That was the last day Serena reached for alcohol or drugs. She went for counseling and began to experience complete healing for all the trauma in her life. One day, while reading the scriptures, the Lord directed her to Lamentations 3:55-58 (NIV): “I called on your name, Lord, from the depths of the pit. You heard my plea: ‘Do not close your ears to my cry for relief.’ You came near when I called you, and you said, ‘Do not fear.’ You took up my case; you redeemed my life.”
“God set me completely free,” Serena rejoiced! “He changed me forever!”
Life Has Purpose
Looking back on the abuse and trauma of her life, Serena has a very different perspective from the voices that try to speak on her behalf regarding the rape exception for abortion. “There is not a day that goes by where I do not think of that aborted baby. What if always comes to mind,” she questions. “I know God had a purpose for that baby. It doesn’t matter how that baby was conceived. That life had a purpose!”
Serena knows the difficult circumstances surrounding rape and abortion. How do you bring a child into the world from such a tragic event is a question filled with doubt and uncertainty, but Serena wants to use her life story to answer that question with honesty.
“I think it is easy for people to say rape is the worst thing that could happen to me. But they don’t know what I experienced behind those closed doors at Planned Parenthood,” she reflected. My abortion was traumatizing. They lied to me, and they didn’t love or care for me at the young age of only thirteen years old. Abortion did not fix the problem; it only added more trauma to my life.”
When confronted with the question of whether rape is an exception to allow an abortion, Serena states emphatically, “No, absolutely not! It does not fix anything. It adds more pain, more lies, more guilt, and more shame. Abortion keeps women in shackles!”
Today, Serena lives in complete freedom from her past, and she knows now is the time to talk about her healing. “God is so good!” she testifies.
She finds comfort from Genesis 50:20 (ESV): “As for me, you meant evil against me, but God meant it for good, to bring it about that many people should be kept alive, as they are today.”
Serena and her husband have been married for twenty-five years and are proud grandparents to a beautiful granddaughter. They both serve on the board of North Central Indiana Teen Challenge, a faith-based drug rehabilitation program for men. Serena ministers to women in jail and who are homeless. She shares her story and the gospel of Jesus Christ.
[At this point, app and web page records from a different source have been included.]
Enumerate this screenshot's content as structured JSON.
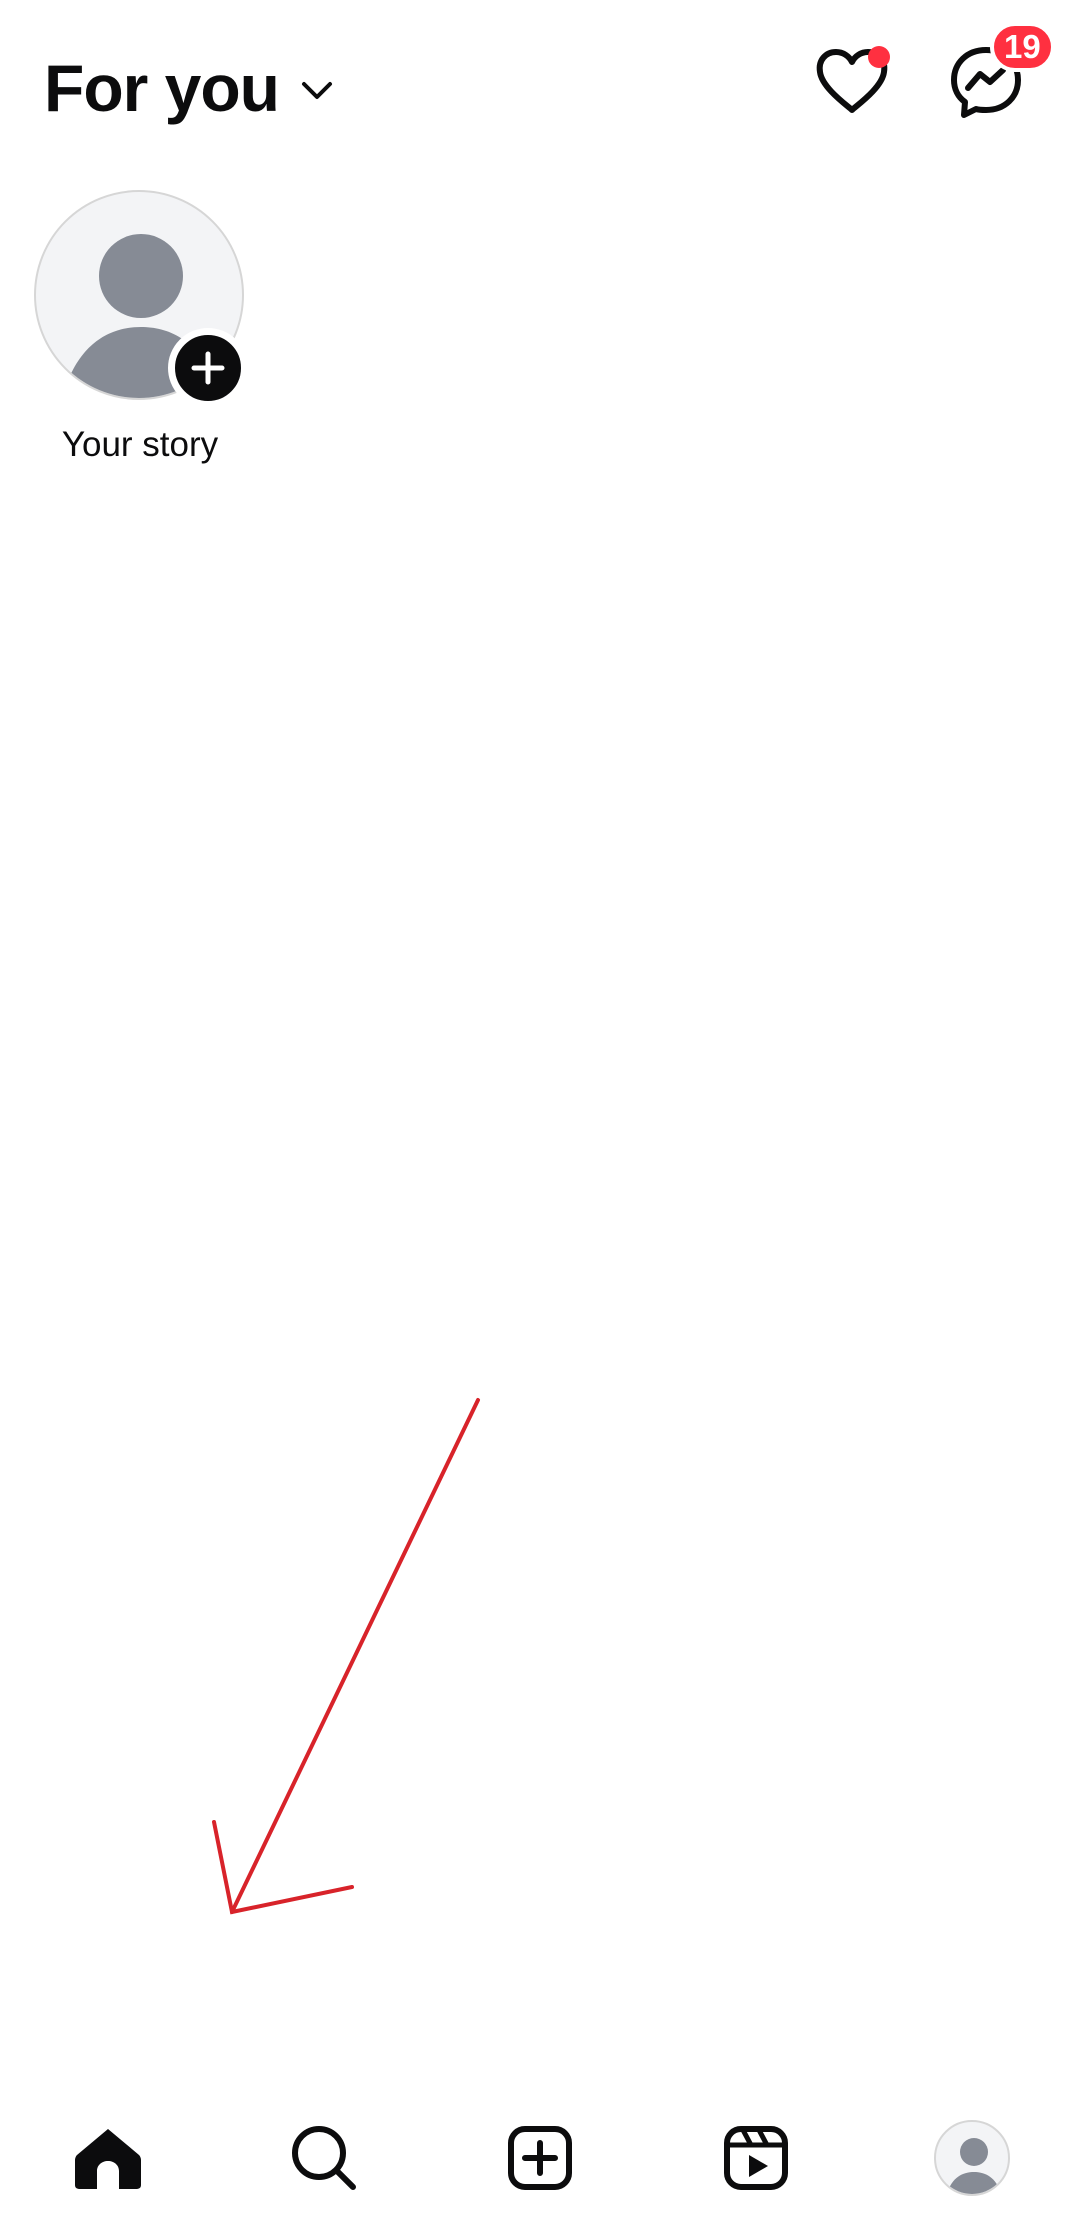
{
  "header": {
    "feed_title": "For you",
    "icons": {
      "feed_dropdown": "chevron-down-icon",
      "notifications": "heart-icon",
      "messages": "messenger-icon"
    },
    "notifications_has_dot": true,
    "messages_badge_count": "19"
  },
  "stories": [
    {
      "label": "Your story",
      "icon": "avatar-placeholder-icon",
      "add_icon": "plus-icon"
    }
  ],
  "bottom_nav": {
    "items": [
      {
        "name": "home",
        "icon": "home-icon",
        "active": true
      },
      {
        "name": "search",
        "icon": "search-icon",
        "active": false
      },
      {
        "name": "create",
        "icon": "add-post-icon",
        "active": false
      },
      {
        "name": "reels",
        "icon": "reels-icon",
        "active": false
      },
      {
        "name": "profile",
        "icon": "avatar-icon",
        "active": false
      }
    ]
  },
  "colors": {
    "text": "#0c0c0d",
    "badge": "#ff3040",
    "avatar_bg": "#f3f4f6",
    "avatar_figure": "#868b95",
    "annotation": "#d8232a"
  }
}
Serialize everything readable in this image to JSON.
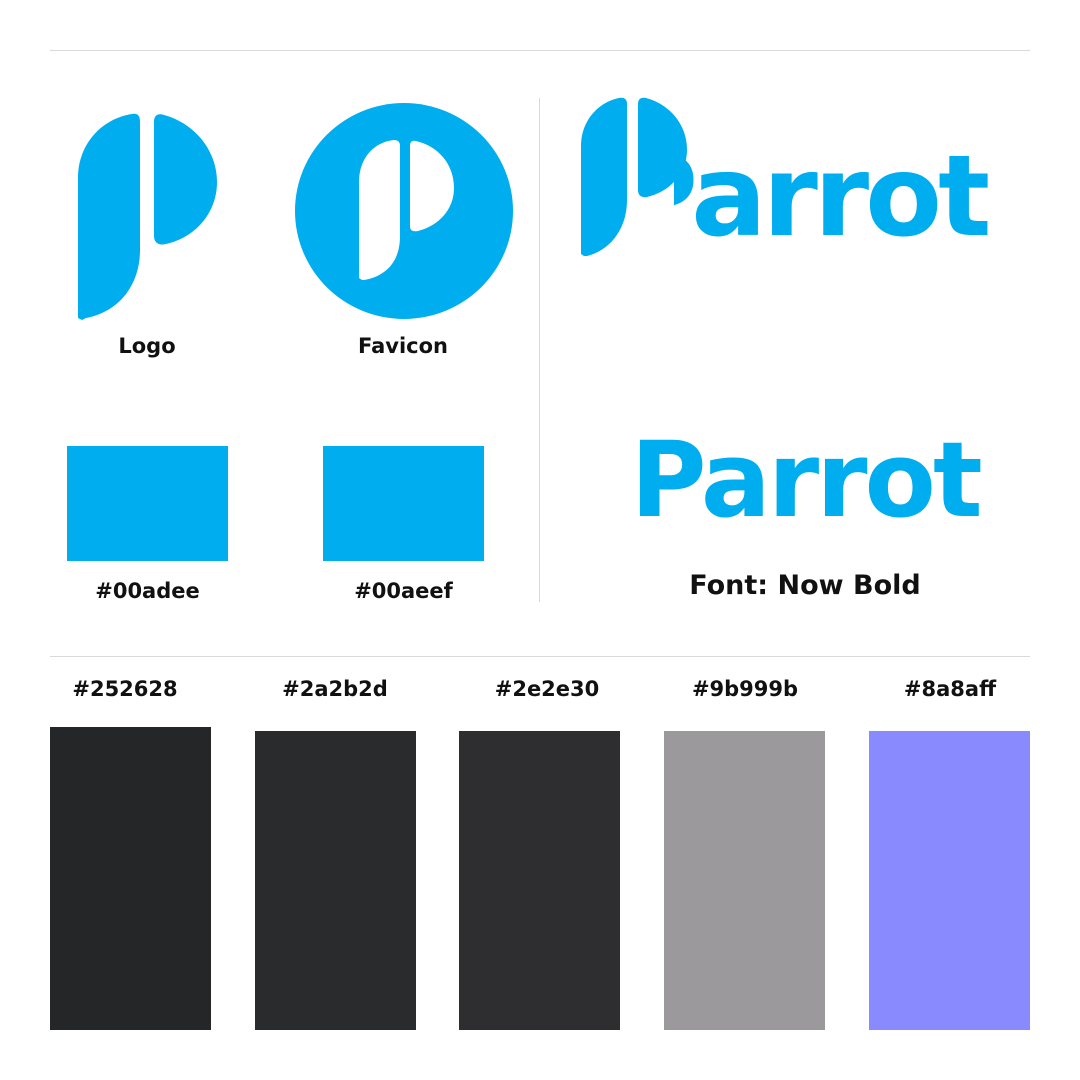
{
  "brand_color": "#00adee",
  "logo": {
    "caption": "Logo",
    "wordmark_text": "Parrot"
  },
  "favicon": {
    "caption": "Favicon"
  },
  "brand_swatches": [
    {
      "hex_label": "#00adee",
      "color": "#00adee"
    },
    {
      "hex_label": "#00aeef",
      "color": "#00aeef"
    }
  ],
  "typography": {
    "sample": "Parrot",
    "font_caption": "Font: Now Bold"
  },
  "palette": [
    {
      "hex_label": "#252628",
      "color": "#252628"
    },
    {
      "hex_label": "#2a2b2d",
      "color": "#2a2b2d"
    },
    {
      "hex_label": "#2e2e30",
      "color": "#2e2e30"
    },
    {
      "hex_label": "#9b999b",
      "color": "#9b999b"
    },
    {
      "hex_label": "#8a8aff",
      "color": "#8a8aff"
    }
  ]
}
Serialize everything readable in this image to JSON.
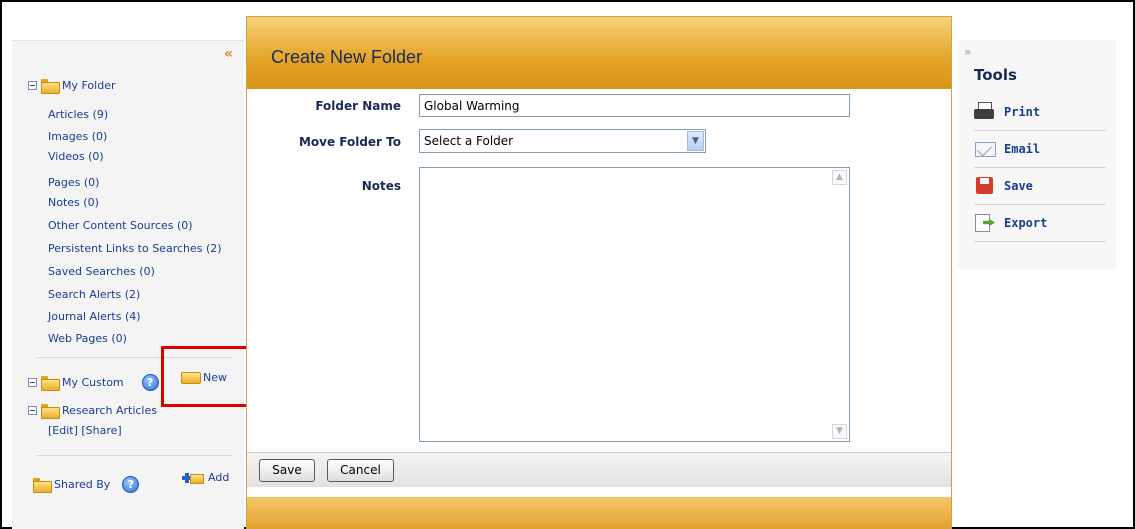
{
  "sidebar": {
    "collapse_glyph": "«",
    "my_folder": "My Folder",
    "items": [
      {
        "label": "Articles",
        "count": "(9)"
      },
      {
        "label": "Images",
        "count": "(0)"
      },
      {
        "label": "Videos",
        "count": "(0)"
      },
      {
        "label": "Pages",
        "count": "(0)"
      },
      {
        "label": "Notes",
        "count": "(0)"
      },
      {
        "label": "Other Content Sources",
        "count": "(0)"
      },
      {
        "label": "Persistent Links to Searches",
        "count": "(2)"
      },
      {
        "label": "Saved Searches",
        "count": "(0)"
      },
      {
        "label": "Search Alerts",
        "count": "(2)"
      },
      {
        "label": "Journal Alerts",
        "count": "(4)"
      },
      {
        "label": "Web Pages",
        "count": "(0)"
      }
    ],
    "my_custom": "My Custom",
    "new_label": "New",
    "research_articles": "Research Articles",
    "edit_label": "[Edit]",
    "share_label": "[Share]",
    "shared_by": "Shared By",
    "add_label": "Add",
    "help_glyph": "?"
  },
  "modal": {
    "title": "Create New Folder",
    "folder_name_label": "Folder Name",
    "folder_name_value": "Global Warming",
    "move_folder_label": "Move Folder To",
    "move_folder_value": "Select a Folder",
    "notes_label": "Notes",
    "save_label": "Save",
    "cancel_label": "Cancel"
  },
  "tools": {
    "collapse_glyph": "»",
    "title": "Tools",
    "items": [
      {
        "label": "Print",
        "icon": "print-icon"
      },
      {
        "label": "Email",
        "icon": "email-icon"
      },
      {
        "label": "Save",
        "icon": "save-icon"
      },
      {
        "label": "Export",
        "icon": "export-icon"
      }
    ]
  },
  "colors": {
    "header_gold": "#e4a326",
    "link_blue": "#1a3d8f",
    "highlight_red": "#e00000"
  }
}
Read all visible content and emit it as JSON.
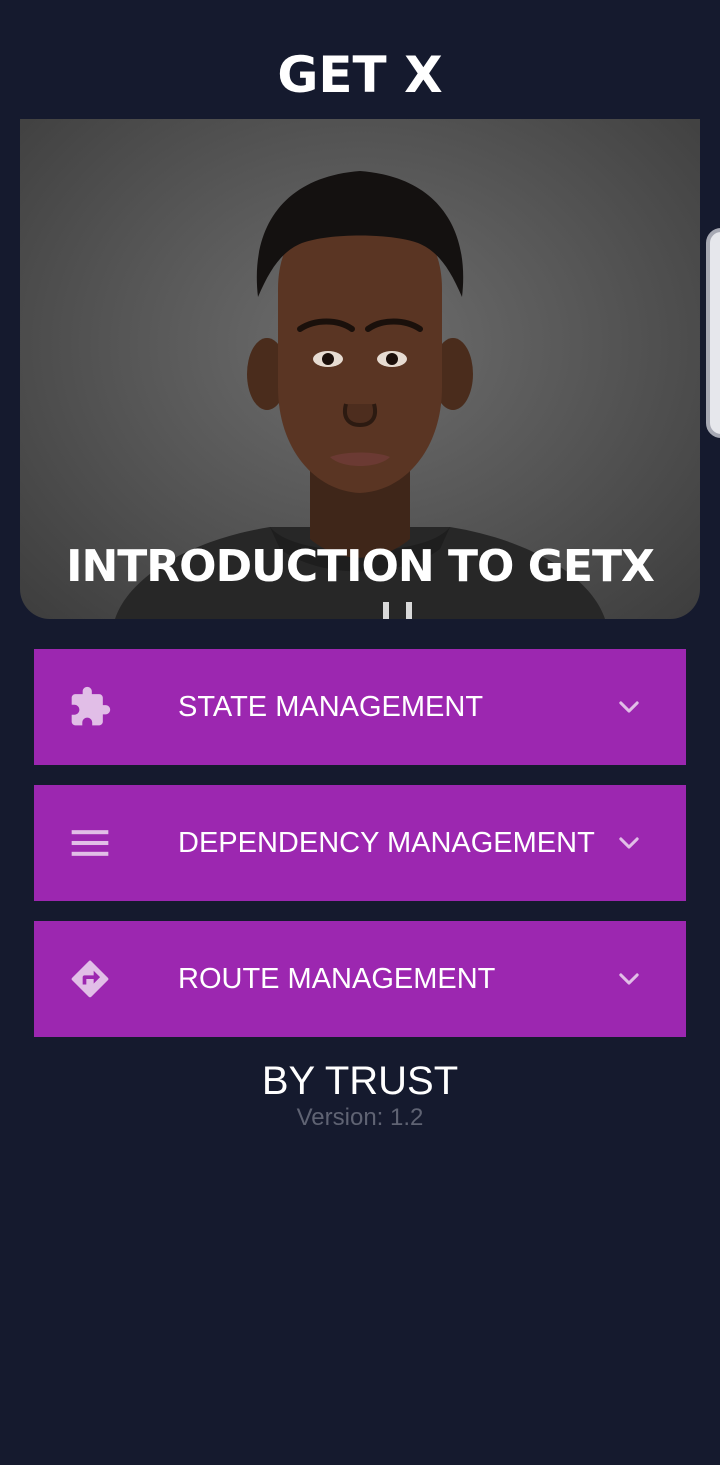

“I didn’t want to share this part of my life,” Serena admits. “I felt people would look down on me, but that is such a lie! People need to talk about abortion and rape. The church needs to talk about it. Some women are not ready to talk about their past abortion, but when they are, the church needs to be prepared to walk alongside them, love them, and point them to the cross for their healing. Discipleship is not easy, and sometimes it’s messy, but I am so grateful that I had people in the church who loved me and directed me to the truth of God’s word.”
If Serena could pass on one message of hope to women who have not dealt with the pain of their abortion, it would be that there is healing. She shares, “Everyone needs to walk through the healing process of their past abortion, no matter the circumstances. If you don’t, you will be walking through deception, pain, and all the bondage that goes with that. But the same God who sent people to show His love for me is the same God who will redeem your life too. I want to share my testimony because it is God who shines through my story!”
To learn more about how the church can support life issues and bring healing to the post-abortive go to: www.makinglifedisciples.com
Republished with permission from www.julieklose.com